Funding for victims.
The development of better co-ordination including a more strategic and holistic response.
To better understand how family violence services are funded, the Circuit Breaker project was launched during 2003/2004. This is a joint initiative by the four central government agencies which are the major funders of action against family violence in the district: Child, Youth and Family; the Ministry of Justice; the Department of Internal Affairs; and the Department of Corrections.
In addition to their own service delivery budgets (and excluding spending on programmes targeting elder, child and sexual abuse), these agencies collectively spent $298,000 on family violence programmes in Tauranga in the year ending June 2004. This was an increase from $205,000 in 2002. The previous graph does not show the funding from ACC, which is increasingly purchasing individual counselling for victims of domestic violence, or the DHB’s funding for victims of domestic violence.

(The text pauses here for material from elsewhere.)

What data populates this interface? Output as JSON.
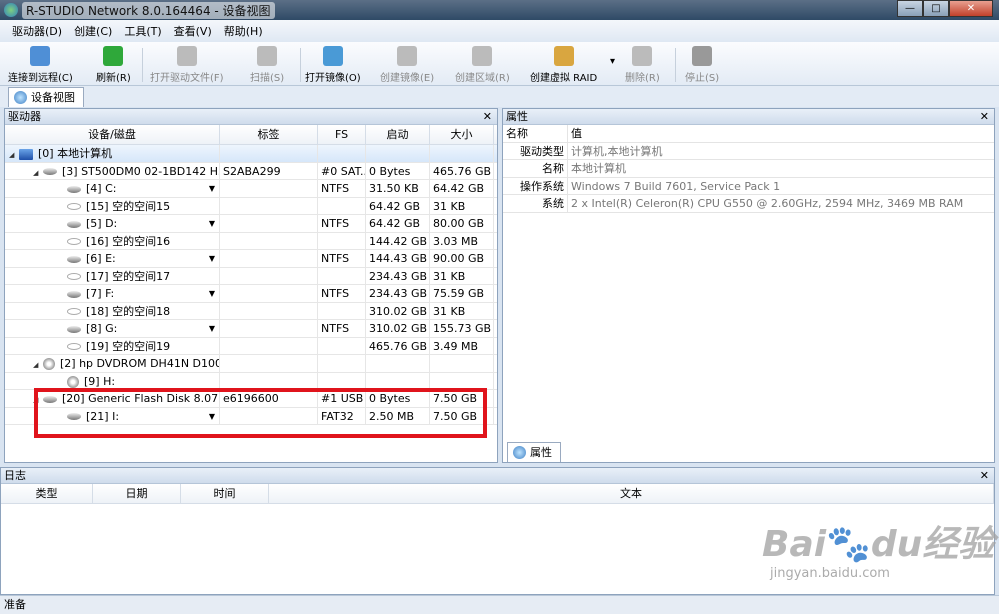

One of the difficulties highlighted in the Circuit Breaker report is that the funding stream from the Ministry of Justice/Family Court, although well resourced, is limited to families who have protection orders. Only a small proportion of all families affected by family violence use the court protection system, and there is a low uptake of recovery programmes offered to victims using that process.
Victims of family violence seeking services are more often referred by schools, health services, Child, Youth and Family or self-referred. These sorts of referrals do not come with specific funding and agencies rely on generic Child, Youth and Family “non-mandated funding”. This funding is regarded as inadequate, and organisations need to fundraise separately for the balance, causing sustainability issues for the agencies.
Community groups support better screening for family violence by government agencies, such as the DHB and Work and Income; but they fear resources will be inadequate to cope with the extra volumes of referrals. There is a strong demand for a whole-of-government approach to the issues of family violence, particularly to improve screening and awareness, and for the funding and monitoring of services for victims.
The second service gap all providers identified is emergency accommodation for families in crisis. The Tauranga Women’s Refuge has only four rooms, and it serves as a safe house for a much wider area than just the Tauranga District. There is also a need for transitional housing to give families more time to re-establish their living arrangements after they leave a violent relationship. During 2005/2006, the Salvation Army has been engaged in research into the emergency and transitional housing needs of families in crisis, including those affected by family violence. That work is ongoing and is focused on temporary housing rather than emergency housing.
The third key area of need for Tauranga’s family violence services is a more co-ordinated approach to changing the patterns of violent behaviour and to delivering services. Unlike neighbouring centres with their traditionally strong community-owned networks, Tauranga